Mission critical for corporates
This survey revealed significant consequences for corporates from not having complete and accurate payments data for their suppliers and vendors. 58% said it led to too much time spent on manual research to correct data errors, while 31% said it led to a lack of trust and posed a reputation risk with vendors. Interestingly, 29% said it made it more challenging for their organisation to have clear cash visibility, while 25% said it led to supply chain disruption or failure.
Yet, the survey also revealed that there are clear challenges for corporates as they onboard and maintain payments data for their suppliers and vendors. 49% said problems arose when vendors did not keep them up to date when their payments data – or their bank’s data – changed, while 44% said vendors did not supply all the information they needed. Furthermore, 29% said vendors found their onboarding process too arduous and 29% also said they did not catch errors in vendor data until after a payment required repair.
Despite these challenges, the importance that corporates attach to payments processing should not be underestimated. 82% of respondents said the ability to process payments accurately had a direct effect on their organisation’s current success and future growth, while 62% said their organisation could take advantage of more new business opportunities if processing payments were less challenging. Furthermore, 87% said having greater confidence in the accuracy of payments processing would help their organisation’s cash flow visibility and cash management. For 64% of corporates, improving the efficiency of their payments operation is a priority this year, according to the survey. Indeed, the survey showed for a fifth of respondents more than 10% of corporate payments are still rejected due to incomplete information.
To reduce that figure, action would seem to be needed. The survey revealed the biggest challenges corporates faced in keeping bank and payments up to date. Nearly a third cited manual entry of data that led to errors in their master database, while another third said ensuring that payments met complex country-by-country requirements, and language requirements, was holding them back.
Bank STP concerns
For banks, 57% said their STP rate for payments was less than 95%, with 26% less than 80%. Clearly, this is a cause for concern, with more than half saying they were not satisfied with their STP rate. The most common cause of payment failure or delay at banks was incorrect or missing beneficiary details, cited by 53% of respondents, while 18% cited missing or incorrect clearing system details and 10% missing or incorrect account numbers.
Bank priorities for payment processing in 2017 were also revealed. 53% said reducing cost, time and effort was a priority, while 42% cited the need to minimise the risk and exposure of failed payments, 45% the automating of data and workflow to save time and 33% protecting organisational reputation and existing customer relationships.
There is no doubt that banks are feeling the pressure as far as payments processing is concerned. Reducing the time spent on manual or repetitive data and processing tasks was seen as a challenge by 81% of respondents, while 70% cited the challenge of balancing payment routing accuracy with speed, 75% the complexity of interpreting local regulation and 70% the difficulty of getting other banks to respond to requests for settlement instructions.

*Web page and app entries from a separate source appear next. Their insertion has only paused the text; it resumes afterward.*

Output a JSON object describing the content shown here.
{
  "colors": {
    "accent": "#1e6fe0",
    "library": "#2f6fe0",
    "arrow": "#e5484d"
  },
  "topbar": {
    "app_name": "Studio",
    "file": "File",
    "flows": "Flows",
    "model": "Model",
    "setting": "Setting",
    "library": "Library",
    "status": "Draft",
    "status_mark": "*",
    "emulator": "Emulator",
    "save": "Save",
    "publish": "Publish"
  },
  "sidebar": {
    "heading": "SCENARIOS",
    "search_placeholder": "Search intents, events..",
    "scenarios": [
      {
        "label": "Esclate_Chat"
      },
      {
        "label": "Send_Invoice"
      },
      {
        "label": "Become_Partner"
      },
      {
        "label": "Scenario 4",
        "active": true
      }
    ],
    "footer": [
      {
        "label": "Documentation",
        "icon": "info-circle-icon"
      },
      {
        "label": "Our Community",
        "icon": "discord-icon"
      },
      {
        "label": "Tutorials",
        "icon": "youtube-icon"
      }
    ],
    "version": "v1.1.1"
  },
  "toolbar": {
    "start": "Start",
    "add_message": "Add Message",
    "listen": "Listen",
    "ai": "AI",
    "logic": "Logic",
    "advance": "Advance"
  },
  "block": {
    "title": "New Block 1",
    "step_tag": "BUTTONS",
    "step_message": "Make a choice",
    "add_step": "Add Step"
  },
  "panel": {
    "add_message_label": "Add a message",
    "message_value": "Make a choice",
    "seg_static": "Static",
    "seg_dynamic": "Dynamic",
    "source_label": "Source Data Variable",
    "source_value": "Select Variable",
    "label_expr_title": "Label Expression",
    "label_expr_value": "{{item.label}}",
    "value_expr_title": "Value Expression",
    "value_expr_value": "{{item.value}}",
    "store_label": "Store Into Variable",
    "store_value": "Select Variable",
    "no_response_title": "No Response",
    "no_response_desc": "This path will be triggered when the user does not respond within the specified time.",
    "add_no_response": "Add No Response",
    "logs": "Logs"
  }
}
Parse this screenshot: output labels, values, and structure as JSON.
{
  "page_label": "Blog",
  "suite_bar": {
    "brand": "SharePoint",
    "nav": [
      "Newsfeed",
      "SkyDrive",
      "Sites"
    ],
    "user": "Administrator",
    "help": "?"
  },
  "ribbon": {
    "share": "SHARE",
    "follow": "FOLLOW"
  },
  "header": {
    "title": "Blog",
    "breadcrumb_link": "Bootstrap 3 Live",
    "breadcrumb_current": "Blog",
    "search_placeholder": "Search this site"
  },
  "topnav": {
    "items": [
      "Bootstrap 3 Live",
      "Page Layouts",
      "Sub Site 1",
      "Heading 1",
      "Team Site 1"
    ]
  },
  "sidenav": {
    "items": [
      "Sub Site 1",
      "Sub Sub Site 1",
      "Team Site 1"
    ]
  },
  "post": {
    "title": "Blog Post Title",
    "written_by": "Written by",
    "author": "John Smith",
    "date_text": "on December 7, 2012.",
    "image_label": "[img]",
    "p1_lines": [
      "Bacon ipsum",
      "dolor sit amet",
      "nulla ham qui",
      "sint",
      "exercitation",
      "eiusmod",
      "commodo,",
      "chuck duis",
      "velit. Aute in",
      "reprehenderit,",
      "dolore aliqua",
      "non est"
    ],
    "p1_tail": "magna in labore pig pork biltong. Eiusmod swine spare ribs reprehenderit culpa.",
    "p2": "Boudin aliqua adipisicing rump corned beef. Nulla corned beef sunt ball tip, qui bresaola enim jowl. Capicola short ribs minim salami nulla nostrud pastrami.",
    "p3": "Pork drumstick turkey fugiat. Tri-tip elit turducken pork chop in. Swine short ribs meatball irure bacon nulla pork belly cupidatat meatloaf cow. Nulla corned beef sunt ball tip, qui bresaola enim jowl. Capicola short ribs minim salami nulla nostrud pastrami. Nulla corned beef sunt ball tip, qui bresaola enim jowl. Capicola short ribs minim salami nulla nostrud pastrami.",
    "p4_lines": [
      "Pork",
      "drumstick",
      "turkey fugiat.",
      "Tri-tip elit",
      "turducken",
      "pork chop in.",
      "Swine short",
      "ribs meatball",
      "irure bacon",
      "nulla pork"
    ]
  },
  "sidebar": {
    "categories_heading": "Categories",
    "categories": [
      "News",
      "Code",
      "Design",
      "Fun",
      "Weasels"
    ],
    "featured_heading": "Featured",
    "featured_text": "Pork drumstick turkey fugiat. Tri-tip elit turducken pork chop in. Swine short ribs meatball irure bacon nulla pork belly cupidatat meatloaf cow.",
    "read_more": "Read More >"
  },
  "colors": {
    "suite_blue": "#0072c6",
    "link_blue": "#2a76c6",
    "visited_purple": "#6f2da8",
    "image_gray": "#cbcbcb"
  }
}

Payments are, of course, the lifeblood that underpins the global economy. Challenges remain for banks and corporates. Inaccurate data is clearly providing an obstacle to increasing straight-through-processing and realising the full benefits of payments automation. Overcoming these inaccurate data issues will reduce costs for these organisations, and also place them in a better position to take advantage of business opportunities as they expand internationally in an ever-more globalised market place.